Jules: I grew up seeing my mother wield needle and thread. In her crafty hands, pockets would be fixed, buttons refastened, seams rejoined, and clothing re-purposed, ready to live a second or third lifetime. If something broke, we fixed it. She taught me how to use a sewing machine and sew by hand, and through her I learned I could make with my hands the things that existed in my head.

What do people tend to wrongly assume about mending before learning about it?
Jules: People tend to think it’s more complicated than it is, or that they don’t have time for it. It may actually take longer to take an item to a tailor (or buy a new one) than to fix it yourself.

Some people feel that wearing mended clothing telegraphs to others that you can’t afford to buy something new. While I don’t agree with this sentiment, I understand that it could be hard to shake off the feeling, especially when mending is not by choice but necessity. There are many ways to make repairs practically invisible, or when they are in a visible area, to make them features instead of blemishes, so that the mended article looks fashionable or trendy.
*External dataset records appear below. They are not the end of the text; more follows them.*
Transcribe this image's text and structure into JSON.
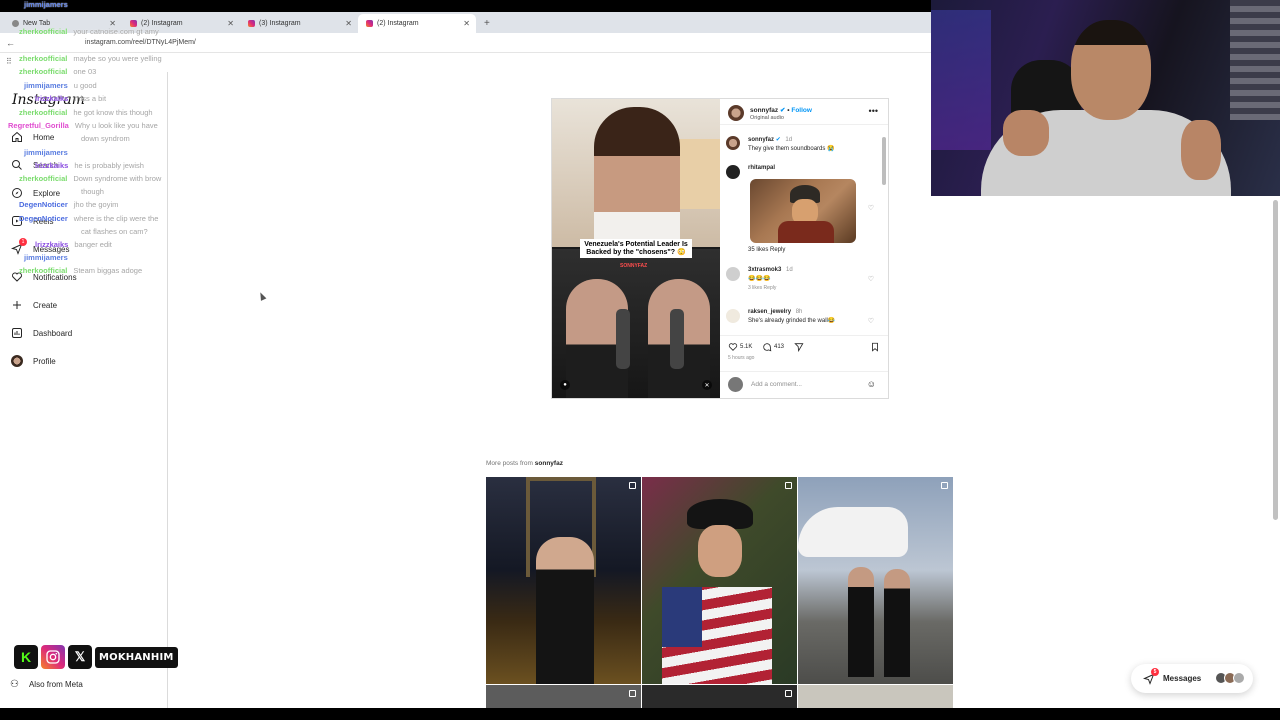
{
  "browser": {
    "tabs": [
      {
        "label": "New Tab",
        "active": false
      },
      {
        "label": "(2) Instagram",
        "active": false
      },
      {
        "label": "(3) Instagram",
        "active": false
      },
      {
        "label": "(2) Instagram",
        "active": true
      }
    ],
    "new_tab_symbol": "+",
    "url": "instagram.com/reel/DTNyL4PjMem/"
  },
  "sidebar": {
    "logo": "Instagram",
    "items": [
      {
        "label": "Home",
        "icon": "home-icon"
      },
      {
        "label": "Search",
        "icon": "search-icon"
      },
      {
        "label": "Explore",
        "icon": "compass-icon"
      },
      {
        "label": "Reels",
        "icon": "reels-icon"
      },
      {
        "label": "Messages",
        "icon": "messenger-icon",
        "badge": "1"
      },
      {
        "label": "Notifications",
        "icon": "heart-icon"
      },
      {
        "label": "Create",
        "icon": "plus-icon"
      },
      {
        "label": "Dashboard",
        "icon": "dashboard-icon"
      },
      {
        "label": "Profile",
        "icon": "avatar-icon"
      }
    ],
    "also_from_meta": "Also from Meta"
  },
  "chat": [
    {
      "user": "jimmijamers",
      "msg": "",
      "color": "#5a7de0"
    },
    {
      "user": "zherkoofficial",
      "msg": "your catnoise.com gt amy",
      "color": "#7bdc6e"
    },
    {
      "user": "zherkoofficial",
      "msg": "maybe so you were yelling",
      "color": "#7bdc6e"
    },
    {
      "user": "zherkoofficial",
      "msg": "one 03",
      "color": "#7bdc6e"
    },
    {
      "user": "jimmijamers",
      "msg": "u good",
      "color": "#5a7de0"
    },
    {
      "user": "lrizzkaiks",
      "msg": "miss a bit",
      "color": "#8a4de0"
    },
    {
      "user": "zherkoofficial",
      "msg": "he got know this though",
      "color": "#7bdc6e"
    },
    {
      "user": "Regretful_Gorilla",
      "msg": "Why u look like you have",
      "color": "#e04dd0"
    },
    {
      "user": "",
      "msg": "down syndrom",
      "color": "#7bdc6e"
    },
    {
      "user": "jimmijamers",
      "msg": "",
      "color": "#5a7de0"
    },
    {
      "user": "lrizzkaiks",
      "msg": "he is probably jewish",
      "color": "#8a4de0"
    },
    {
      "user": "zherkoofficial",
      "msg": "Down syndrome with brow",
      "color": "#7bdc6e"
    },
    {
      "user": "",
      "msg": "though",
      "color": "#7bdc6e"
    },
    {
      "user": "DegenNoticer",
      "msg": "jho the goyim",
      "color": "#4d6de0"
    },
    {
      "user": "DegenNoticer",
      "msg": "where is the clip were the",
      "color": "#4d6de0"
    },
    {
      "user": "",
      "msg": "cat flashes on cam?",
      "color": "#4d6de0"
    },
    {
      "user": "lrizzkaiks",
      "msg": "banger edit",
      "color": "#8a4de0"
    },
    {
      "user": "jimmijamers",
      "msg": "",
      "color": "#5a7de0"
    },
    {
      "user": "zherkoofficial",
      "msg": "Steam biggas adoge",
      "color": "#7bdc6e"
    }
  ],
  "post": {
    "username": "sonnyfaz",
    "verified_mark": "✔",
    "follow": "Follow",
    "audio": "Original audio",
    "caption_user": "sonnyfaz",
    "caption_time": "1d",
    "caption_text": "They give them soundboards 😭",
    "media_caption": "Venezuela's Potential Leader Is Backed by the \"chosens\"? 😳",
    "media_watermark": "SONNYFAZ",
    "comments": [
      {
        "user": "rhitampal",
        "time": "",
        "text": "",
        "meta": "35 likes   Reply",
        "has_gif": true
      },
      {
        "user": "3xtrasmok3",
        "time": "1d",
        "text": "😂😂😂",
        "meta": "3 likes   Reply"
      },
      {
        "user": "raksen_jewelry",
        "time": "8h",
        "text": "She's already grinded the wall😂",
        "meta": ""
      }
    ],
    "likes": "5.1K",
    "comments_count": "413",
    "time_ago": "5 hours ago",
    "add_comment_placeholder": "Add a comment..."
  },
  "more_posts": {
    "prefix": "More posts from",
    "user": "sonnyfaz"
  },
  "messages_pill": {
    "label": "Messages",
    "badge": "5"
  },
  "stream": {
    "handle": "MOKHANHIM",
    "kick_letter": "K",
    "x_letter": "𝕏"
  }
}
What can people read/watch for more information mending?
Jules: The public libraries in D.C. have quite a few books on the basics of sewing. The Internet is my reference tool of choice. I do general web searches when I have questions on a specific technique or want to confirm that my approach to a repair makes sense. I use Pinterest to gather interesting links to sewing and other crafty projects and, when I need to learn a new skill, YouTube helps me see how different people do it. “Refashioning,” “diy,” “upcycling,” and “sewing tutorials” are good phrases to look up for a start.

Any groups in the area devoted to mending/fixing clothes?
Jules: I run a Crafty Meetup (see SCRAP’s schedule here) the first and third Tuesdays of every month at 6:30 p.m. at SCRAP DC, and I encourage people to bring their mending! My friend Sherry and I are also starting a mending pop-up project where we plan to drop in at different locations around the city to teach mending. I’ll also be teaching sewing classes, both for groups and individuals, at SCRAP.

If an alien visited Earth and could understand English, what would she/he/it assume about humanity from your class?
Jules: That humans — seemingly soft and spongy — have secret sharp edges that destroy clothing from the inside.  

See more photos from this class on Flickr!